In Chapter 9, we have seen that dislocations produce stress fields in the crystal that contains them. We have also seen that stresses produce Peach–Koehler forces on dislocations. Therefore, dislocations exert forces on each other through the stress fields they produce. In this chapter, we discuss dislocation–dislocation interactions, as well as the interaction between dislocations and other defects in the crystal, and the consequence of these interactions on the strength of bulk crystalline materials. We also consider the applications of these interactions to the mechanical properties of thin films.
In Section 10.1, we consider the interaction between two dislocations in an infinite medium, starting with two infinitely long parallel screw or edge dislocations. A few examples of the interaction between two non-parallel dislocation lines are also considered. In Section 10.2, we consider arrays formed by more than two dislocations of the same sign. When the dislocation interactions are attractive, the dislocation array corresponds to low angle grain boundaries. When the dislocation interactions are repulsive, the dislocation array is called a pile-up, because it can be found in front of an obstacle which blocks the dislocation motion.

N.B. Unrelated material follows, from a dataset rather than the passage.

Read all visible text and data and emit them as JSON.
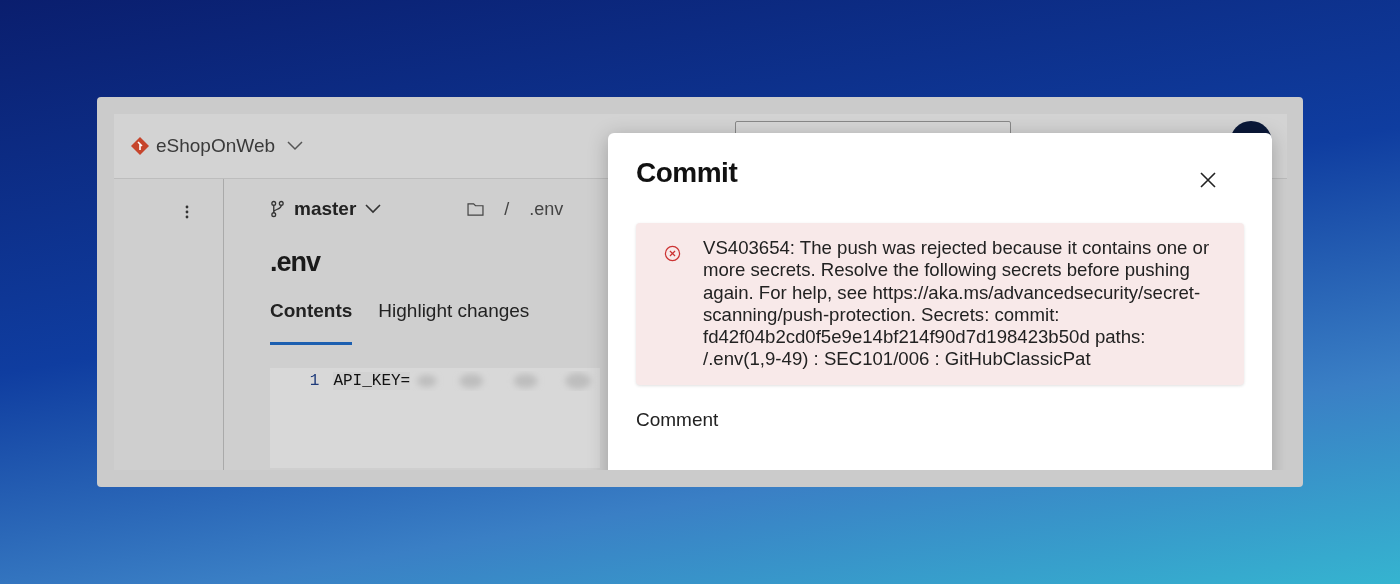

In Section 10.3, we discuss two dislocation mechanisms which increase the strength of crystals. In the Taylor hardening mechanism, the strength is controlled by the interaction between dislocations themselves. In the Orowan bowing mechanism, the strength is associated with the presence of non-shearable particles, between which the gliding dislocation must bow for plastic deformation to occur. In Section 10.4, we consider several models in which the kinetics of dislocation motion, multiplication, and annihilation are used to explain the plastic deformation behavior of single crystals, such as the phenomena of yield point drop and sigmoidal creep.
The last two sections of this chapter deal with dislocations near interfaces. In Section 10.5, we discuss the conditions under which it becomes energetically favorable for dislocations to form at the interface between two materials to relieve the misfit strain. In Section 10.6, we discuss the stress and strain fields of dislocations near free surfaces and interfaces between twomaterials, and the forces exerted on these dislocations by the interfaces. For straight screw dislocations parallel to the interfaces, the effect of the interfaces can be modeled by sets of image dislocations in infinite, homogeneous elastic media.